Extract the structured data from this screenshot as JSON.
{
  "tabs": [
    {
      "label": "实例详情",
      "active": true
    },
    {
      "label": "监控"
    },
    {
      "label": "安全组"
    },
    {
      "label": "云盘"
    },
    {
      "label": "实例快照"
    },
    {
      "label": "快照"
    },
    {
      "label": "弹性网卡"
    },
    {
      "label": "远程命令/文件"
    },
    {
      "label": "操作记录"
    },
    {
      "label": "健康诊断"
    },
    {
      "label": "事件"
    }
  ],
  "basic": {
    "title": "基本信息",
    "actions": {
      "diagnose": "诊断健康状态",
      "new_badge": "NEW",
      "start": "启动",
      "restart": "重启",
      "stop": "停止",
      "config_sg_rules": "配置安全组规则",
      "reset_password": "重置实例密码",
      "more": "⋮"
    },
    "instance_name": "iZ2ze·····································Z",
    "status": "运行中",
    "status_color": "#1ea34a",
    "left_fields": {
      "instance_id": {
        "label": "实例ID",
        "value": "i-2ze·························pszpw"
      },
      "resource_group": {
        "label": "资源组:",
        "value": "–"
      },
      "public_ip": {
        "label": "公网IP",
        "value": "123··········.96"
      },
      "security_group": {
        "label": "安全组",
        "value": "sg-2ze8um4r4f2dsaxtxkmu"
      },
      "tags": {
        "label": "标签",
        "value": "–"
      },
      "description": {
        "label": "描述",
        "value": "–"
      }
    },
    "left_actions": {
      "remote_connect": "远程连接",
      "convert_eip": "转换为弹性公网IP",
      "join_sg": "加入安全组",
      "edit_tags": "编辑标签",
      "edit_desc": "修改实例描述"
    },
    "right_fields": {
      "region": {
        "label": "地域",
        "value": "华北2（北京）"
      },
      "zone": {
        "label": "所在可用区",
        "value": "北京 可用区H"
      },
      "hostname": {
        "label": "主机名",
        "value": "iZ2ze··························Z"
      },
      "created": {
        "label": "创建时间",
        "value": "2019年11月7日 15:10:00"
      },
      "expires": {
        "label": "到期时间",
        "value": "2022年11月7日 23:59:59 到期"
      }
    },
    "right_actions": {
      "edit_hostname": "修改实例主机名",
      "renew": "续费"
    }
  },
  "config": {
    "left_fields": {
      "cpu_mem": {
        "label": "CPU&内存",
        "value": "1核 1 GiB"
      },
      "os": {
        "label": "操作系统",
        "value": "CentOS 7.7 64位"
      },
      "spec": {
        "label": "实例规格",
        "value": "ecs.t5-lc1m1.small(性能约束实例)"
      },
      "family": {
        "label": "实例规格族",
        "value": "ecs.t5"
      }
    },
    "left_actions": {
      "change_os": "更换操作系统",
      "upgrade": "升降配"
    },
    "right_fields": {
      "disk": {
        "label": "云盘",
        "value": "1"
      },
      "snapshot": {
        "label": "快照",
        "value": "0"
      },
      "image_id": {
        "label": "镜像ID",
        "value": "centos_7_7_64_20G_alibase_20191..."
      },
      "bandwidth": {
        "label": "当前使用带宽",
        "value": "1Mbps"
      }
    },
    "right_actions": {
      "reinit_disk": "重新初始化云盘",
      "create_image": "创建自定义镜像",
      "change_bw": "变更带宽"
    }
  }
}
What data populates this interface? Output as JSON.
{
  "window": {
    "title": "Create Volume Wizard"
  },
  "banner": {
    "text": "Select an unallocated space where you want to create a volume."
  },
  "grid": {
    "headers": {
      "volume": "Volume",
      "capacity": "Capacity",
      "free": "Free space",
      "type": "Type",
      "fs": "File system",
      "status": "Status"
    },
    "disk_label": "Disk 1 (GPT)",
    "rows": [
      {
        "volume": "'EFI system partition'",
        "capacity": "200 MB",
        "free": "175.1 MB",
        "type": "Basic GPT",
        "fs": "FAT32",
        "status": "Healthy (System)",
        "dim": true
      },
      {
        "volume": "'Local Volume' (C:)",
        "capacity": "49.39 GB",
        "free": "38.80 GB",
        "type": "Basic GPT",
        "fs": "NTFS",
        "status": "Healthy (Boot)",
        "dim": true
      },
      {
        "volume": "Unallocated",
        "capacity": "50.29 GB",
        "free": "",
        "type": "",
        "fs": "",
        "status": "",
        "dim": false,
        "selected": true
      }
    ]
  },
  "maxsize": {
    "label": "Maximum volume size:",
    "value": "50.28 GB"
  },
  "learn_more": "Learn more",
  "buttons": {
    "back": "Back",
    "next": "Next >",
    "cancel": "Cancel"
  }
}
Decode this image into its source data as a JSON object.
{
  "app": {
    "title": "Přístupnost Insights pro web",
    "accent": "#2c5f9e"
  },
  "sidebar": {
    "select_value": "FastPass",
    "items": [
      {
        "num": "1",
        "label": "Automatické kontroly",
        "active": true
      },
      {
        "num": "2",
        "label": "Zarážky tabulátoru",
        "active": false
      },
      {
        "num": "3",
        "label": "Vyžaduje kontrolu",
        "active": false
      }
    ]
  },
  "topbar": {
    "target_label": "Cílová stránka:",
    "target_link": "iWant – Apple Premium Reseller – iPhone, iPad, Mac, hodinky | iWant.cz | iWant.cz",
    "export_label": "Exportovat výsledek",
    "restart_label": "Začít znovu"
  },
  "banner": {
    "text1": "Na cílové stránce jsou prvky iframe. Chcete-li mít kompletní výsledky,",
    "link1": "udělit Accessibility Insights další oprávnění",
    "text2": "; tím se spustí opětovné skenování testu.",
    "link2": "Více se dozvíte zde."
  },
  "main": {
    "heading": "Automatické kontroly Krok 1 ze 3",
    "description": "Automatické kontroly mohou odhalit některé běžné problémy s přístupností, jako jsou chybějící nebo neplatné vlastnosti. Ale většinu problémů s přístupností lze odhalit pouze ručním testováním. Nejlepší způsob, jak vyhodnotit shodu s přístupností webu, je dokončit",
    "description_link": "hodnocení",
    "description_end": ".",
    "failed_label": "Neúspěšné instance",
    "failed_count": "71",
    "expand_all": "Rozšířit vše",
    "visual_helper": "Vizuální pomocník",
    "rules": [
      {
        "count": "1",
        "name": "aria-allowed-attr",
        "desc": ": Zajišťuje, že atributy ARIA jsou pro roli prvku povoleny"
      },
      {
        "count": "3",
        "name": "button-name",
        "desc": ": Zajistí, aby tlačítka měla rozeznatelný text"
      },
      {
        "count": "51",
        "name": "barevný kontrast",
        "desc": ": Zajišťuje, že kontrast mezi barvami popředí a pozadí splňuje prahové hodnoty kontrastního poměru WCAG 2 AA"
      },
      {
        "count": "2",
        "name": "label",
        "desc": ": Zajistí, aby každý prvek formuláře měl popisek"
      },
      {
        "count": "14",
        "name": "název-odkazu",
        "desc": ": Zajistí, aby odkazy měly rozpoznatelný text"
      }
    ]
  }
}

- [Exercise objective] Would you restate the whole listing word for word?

- [Exercise answer]
Extract the structured data from this screenshot as JSON.
{
  "tabs": [
    {
      "label": "实例详情",
      "active": true
    },
    {
      "label": "监控"
    },
    {
      "label": "安全组"
    },
    {
      "label": "云盘"
    },
    {
      "label": "实例快照"
    },
    {
      "label": "快照"
    },
    {
      "label": "弹性网卡"
    },
    {
      "label": "远程命令/文件"
    },
    {
      "label": "操作记录"
    },
    {
      "label": "健康诊断"
    },
    {
      "label": "事件"
    }
  ],
  "basic": {
    "title": "基本信息",
    "actions": {
      "diagnose": "诊断健康状态",
      "new_badge": "NEW",
      "start": "启动",
      "restart": "重启",
      "stop": "停止",
      "config_sg_rules": "配置安全组规则",
      "reset_password": "重置实例密码",
      "more": "⋮"
    },
    "instance_name": "iZ2ze·····································Z",
    "status": "运行中",
    "status_color": "#1ea34a",
    "left_fields": {
      "instance_id": {
        "label": "实例ID",
        "value": "i-2ze·························pszpw"
      },
      "resource_group": {
        "label": "资源组:",
        "value": "–"
      },
      "public_ip": {
        "label": "公网IP",
        "value": "123··········.96"
      },
      "security_group": {
        "label": "安全组",
        "value": "sg-2ze8um4r4f2dsaxtxkmu"
      },
      "tags": {
        "label": "标签",
        "value": "–"
      },
      "description": {
        "label": "描述",
        "value": "–"
      }
    },
    "left_actions": {
      "remote_connect": "远程连接",
      "convert_eip": "转换为弹性公网IP",
      "join_sg": "加入安全组",
      "edit_tags": "编辑标签",
      "edit_desc": "修改实例描述"
    },
    "right_fields": {
      "region": {
        "label": "地域",
        "value": "华北2（北京）"
      },
      "zone": {
        "label": "所在可用区",
        "value": "北京 可用区H"
      },
      "hostname": {
        "label": "主机名",
        "value": "iZ2ze··························Z"
      },
      "created": {
        "label": "创建时间",
        "value": "2019年11月7日 15:10:00"
      },
      "expires": {
        "label": "到期时间",
        "value": "2022年11月7日 23:59:59 到期"
      }
    },
    "right_actions": {
      "edit_hostname": "修改实例主机名",
      "renew": "续费"
    }
  },
  "config": {
    "left_fields": {
      "cpu_mem": {
        "label": "CPU&内存",
        "value": "1核 1 GiB"
      },
      "os": {
        "label": "操作系统",
        "value": "CentOS 7.7 64位"
      },
      "spec": {
        "label": "实例规格",
        "value": "ecs.t5-lc1m1.small(性能约束实例)"
      },
      "family": {
        "label": "实例规格族",
        "value": "ecs.t5"
      }
    },
    "left_actions": {
      "change_os": "更换操作系统",
      "upgrade": "升降配"
    },
    "right_fields": {
      "disk": {
        "label": "云盘",
        "value": "1"
      },
      "snapshot": {
        "label": "快照",
        "value": "0"
      },
      "image_id": {
        "label": "镜像ID",
        "value": "centos_7_7_64_20G_alibase_20191..."
      },
      "bandwidth": {
        "label": "当前使用带宽",
        "value": "1Mbps"
      }
    },
    "right_actions": {
      "reinit_disk": "重新初始化云盘",
      "create_image": "创建自定义镜像",
      "change_bw": "变更带宽"
    }
  }
}
What data populates this interface? Output as JSON.
{
  "window": {
    "title": "Create Volume Wizard"
  },
  "banner": {
    "text": "Select an unallocated space where you want to create a volume."
  },
  "grid": {
    "headers": {
      "volume": "Volume",
      "capacity": "Capacity",
      "free": "Free space",
      "type": "Type",
      "fs": "File system",
      "status": "Status"
    },
    "disk_label": "Disk 1 (GPT)",
    "rows": [
      {
        "volume": "'EFI system partition'",
        "capacity": "200 MB",
        "free": "175.1 MB",
        "type": "Basic GPT",
        "fs": "FAT32",
        "status": "Healthy (System)",
        "dim": true
      },
      {
        "volume": "'Local Volume' (C:)",
        "capacity": "49.39 GB",
        "free": "38.80 GB",
        "type": "Basic GPT",
        "fs": "NTFS",
        "status": "Healthy (Boot)",
        "dim": true
      },
      {
        "volume": "Unallocated",
        "capacity": "50.29 GB",
        "free": "",
        "type": "",
        "fs": "",
        "status": "",
        "dim": false,
        "selected": true
      }
    ]
  },
  "maxsize": {
    "label": "Maximum volume size:",
    "value": "50.28 GB"
  },
  "learn_more": "Learn more",
  "buttons": {
    "back": "Back",
    "next": "Next >",
    "cancel": "Cancel"
  }
}
Decode this image into its source data as a JSON object.
{
  "app": {
    "title": "Přístupnost Insights pro web",
    "accent": "#2c5f9e"
  },
  "sidebar": {
    "select_value": "FastPass",
    "items": [
      {
        "num": "1",
        "label": "Automatické kontroly",
        "active": true
      },
      {
        "num": "2",
        "label": "Zarážky tabulátoru",
        "active": false
      },
      {
        "num": "3",
        "label": "Vyžaduje kontrolu",
        "active": false
      }
    ]
  },
  "topbar": {
    "target_label": "Cílová stránka:",
    "target_link": "iWant – Apple Premium Reseller – iPhone, iPad, Mac, hodinky | iWant.cz | iWant.cz",
    "export_label": "Exportovat výsledek",
    "restart_label": "Začít znovu"
  },
  "banner": {
    "text1": "Na cílové stránce jsou prvky iframe. Chcete-li mít kompletní výsledky,",
    "link1": "udělit Accessibility Insights další oprávnění",
    "text2": "; tím se spustí opětovné skenování testu.",
    "link2": "Více se dozvíte zde."
  },
  "main": {
    "heading": "Automatické kontroly Krok 1 ze 3",
    "description": "Automatické kontroly mohou odhalit některé běžné problémy s přístupností, jako jsou chybějící nebo neplatné vlastnosti. Ale většinu problémů s přístupností lze odhalit pouze ručním testováním. Nejlepší způsob, jak vyhodnotit shodu s přístupností webu, je dokončit",
    "description_link": "hodnocení",
    "description_end": ".",
    "failed_label": "Neúspěšné instance",
    "failed_count": "71",
    "expand_all": "Rozšířit vše",
    "visual_helper": "Vizuální pomocník",
    "rules": [
      {
        "count": "1",
        "name": "aria-allowed-attr",
        "desc": ": Zajišťuje, že atributy ARIA jsou pro roli prvku povoleny"
      },
      {
        "count": "3",
        "name": "button-name",
        "desc": ": Zajistí, aby tlačítka měla rozeznatelný text"
      },
      {
        "count": "51",
        "name": "barevný kontrast",
        "desc": ": Zajišťuje, že kontrast mezi barvami popředí a pozadí splňuje prahové hodnoty kontrastního poměru WCAG 2 AA"
      },
      {
        "count": "2",
        "name": "label",
        "desc": ": Zajistí, aby každý prvek formuláře měl popisek"
      },
      {
        "count": "14",
        "name": "název-odkazu",
        "desc": ": Zajistí, aby odkazy měly rozpoznatelný text"
      }
    ]
  }
}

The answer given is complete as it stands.